In 1970, ninety-two percent (92%) of thirty year-olds earned more than their parents had earned at the same age1. Today, it is closer to fifty percent (50%)1. Regardless of your politics, most people would agree that American’s views on the American Dream had a significant impact on the recent Presidential Election. According to a Gallup Survey taken just before the election, over 50% of Americans felt that economic conditions “were getting worse”.2
What is the role of Higher Education in fostering economic mobility? How much of that responsibility should lie with the institution, the state, or the federal government. Various “free tuition” programs proposed at both the state and federal level are put forth by politicians as an effective means of increasing economic mobility. Where does providing opportunities for economic mobility rate comparatively to other priorities of Higher Education including research, teaching, and community service?

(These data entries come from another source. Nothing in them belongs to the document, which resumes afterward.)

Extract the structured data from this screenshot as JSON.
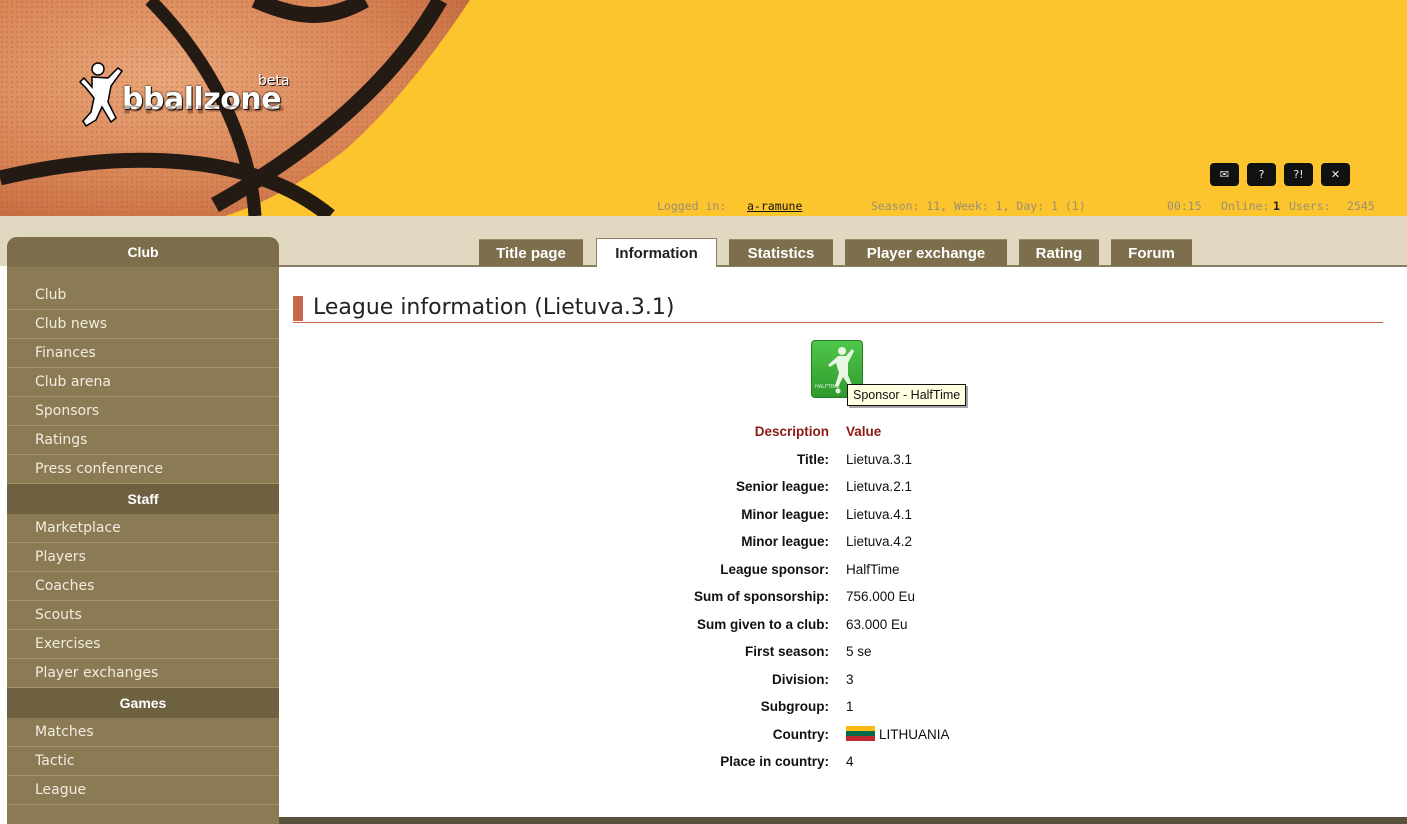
{
  "header": {
    "logo_text": "bballzone",
    "logo_badge": "beta",
    "icons": [
      {
        "name": "mail-icon",
        "glyph": "✉"
      },
      {
        "name": "help-icon",
        "glyph": "?"
      },
      {
        "name": "faq-icon",
        "glyph": "?!"
      },
      {
        "name": "close-icon",
        "glyph": "✕"
      }
    ]
  },
  "status": {
    "logged_in_label": "Logged in:",
    "logged_in_user": "a-ramune",
    "season_text": "Season: 11, Week: 1, Day: 1 (1)",
    "time": "00:15",
    "online_label": "Online:",
    "online_count": "1",
    "users_label": "Users:",
    "users_count": "2545"
  },
  "tabs": [
    {
      "label": "Title page",
      "active": false
    },
    {
      "label": "Information",
      "active": true
    },
    {
      "label": "Statistics",
      "active": false
    },
    {
      "label": "Player exchange",
      "active": false
    },
    {
      "label": "Rating",
      "active": false
    },
    {
      "label": "Forum",
      "active": false
    }
  ],
  "sidebar": {
    "sections": [
      {
        "title": "Club",
        "items": [
          "Club",
          "Club news",
          "Finances",
          "Club arena",
          "Sponsors",
          "Ratings",
          "Press confenrence"
        ]
      },
      {
        "title": "Staff",
        "items": [
          "Marketplace",
          "Players",
          "Coaches",
          "Scouts",
          "Exercises",
          "Player exchanges"
        ]
      },
      {
        "title": "Games",
        "items": [
          "Matches",
          "Tactic",
          "League"
        ]
      }
    ]
  },
  "content": {
    "title": "League information (Lietuva.3.1)",
    "sponsor_logo_text": "HALFTIME",
    "sponsor_tooltip": "Sponsor - HalfTime",
    "table_header": {
      "label": "Description",
      "value": "Value"
    },
    "rows": [
      {
        "label": "Title:",
        "value": "Lietuva.3.1"
      },
      {
        "label": "Senior league:",
        "value": "Lietuva.2.1"
      },
      {
        "label": "Minor league:",
        "value": "Lietuva.4.1"
      },
      {
        "label": "Minor league:",
        "value": "Lietuva.4.2"
      },
      {
        "label": "League sponsor:",
        "value": "HalfTime"
      },
      {
        "label": "Sum of sponsorship:",
        "value": "756.000 Eu"
      },
      {
        "label": "Sum given to a club:",
        "value": "63.000 Eu"
      },
      {
        "label": "First season:",
        "value": "5 se"
      },
      {
        "label": "Division:",
        "value": "3"
      },
      {
        "label": "Subgroup:",
        "value": "1"
      },
      {
        "label": "Country:",
        "value": "LITHUANIA",
        "flag": true
      },
      {
        "label": "Place in country:",
        "value": "4"
      }
    ]
  },
  "colors": {
    "header_yellow": "#fcc52d",
    "sidebar_brown": "#8a7b55",
    "tab_brown": "#7d6f4c",
    "accent_red": "#c8674a",
    "table_head_red": "#8b1a14",
    "flag_yellow": "#fdb913",
    "flag_green": "#006a44",
    "flag_red": "#c1272d"
  }
}
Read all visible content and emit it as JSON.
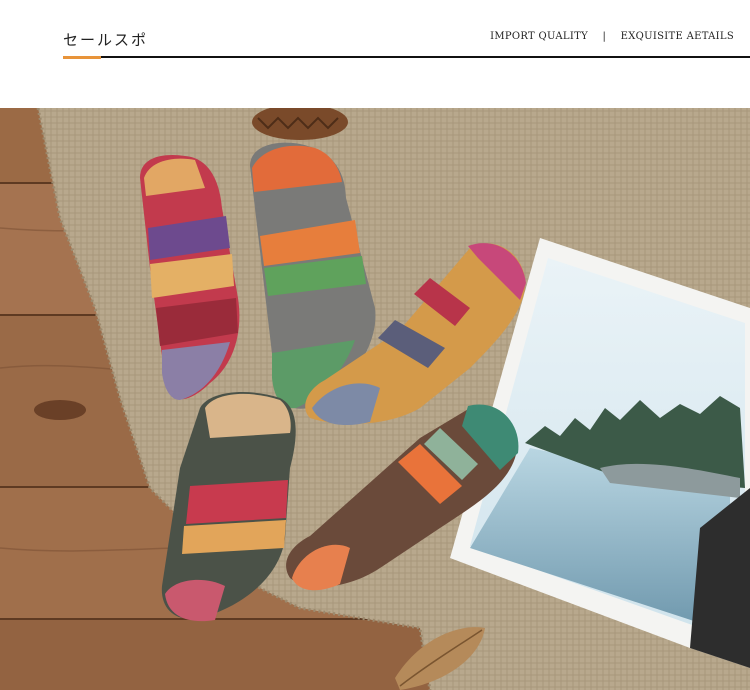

Higher Education does have a history of stimulating economic mobility. In his book, “Over Here”, Edward Humes describes how the GI Bill transformed the American Dream by providing educational opportunities to the 16 million men and women who served in World War II. Rather than falling into a post-war depression as was the case after World War I, the GI Bill helped re-make the American economy and led to a long period of economic expansion.
Although the times have changed, many still feel Higher Education has a central role in revitalizing the American Dream. In fact, some colleges and university seem to be having more success than others in empowering economic mobility in their students. The Equality of Opportunity Project, a group of economic and sociology researchers who use big data to learn where the American Dream is thriving, recently completed a study on the role of Higher Education in intergenerational mobility.
The impressive results embodied in the Top 10 are cause for optimism. The City of University system is particularly noteworthy with 3 schools in the top 10 and 6 more in the top 10 percent. It would seem they are doing an admirable job of fulfilling their “commitment to academic excellence and to the provision of equal access and opportunity for students, faculty and staff from all ethnic and racial groups and from both sexes.” Still, many challenges persist. Public funding of higher education has taken a major hit since the Great Recession. According to the Center on Budget Policy and Priorities, adjusting for inflation, funding of public two and four-year institutions has declined by approximately $10 billion the level it was just prior the recession. To be sure, it is a complicated, multi-faceted issue with no easy answers. It does, however, seem like an important enough issue to warrant balanced, thoughtful discourse.
Is your institution fulfilling the “American Dream”?
To find a link to the complete Equality of Opportunity study, including data for the mobility rate for all colleges and universities, click here.
1The Fading American Dream: Trends in Absolute Income Mobility Since 1940 by Raj Chetty, David Grusky, Maximilian Hell, Nathaniel Hendren, Robert Manduca, and Jimmy Narang
2U.S. Economic Outlook (Weekly)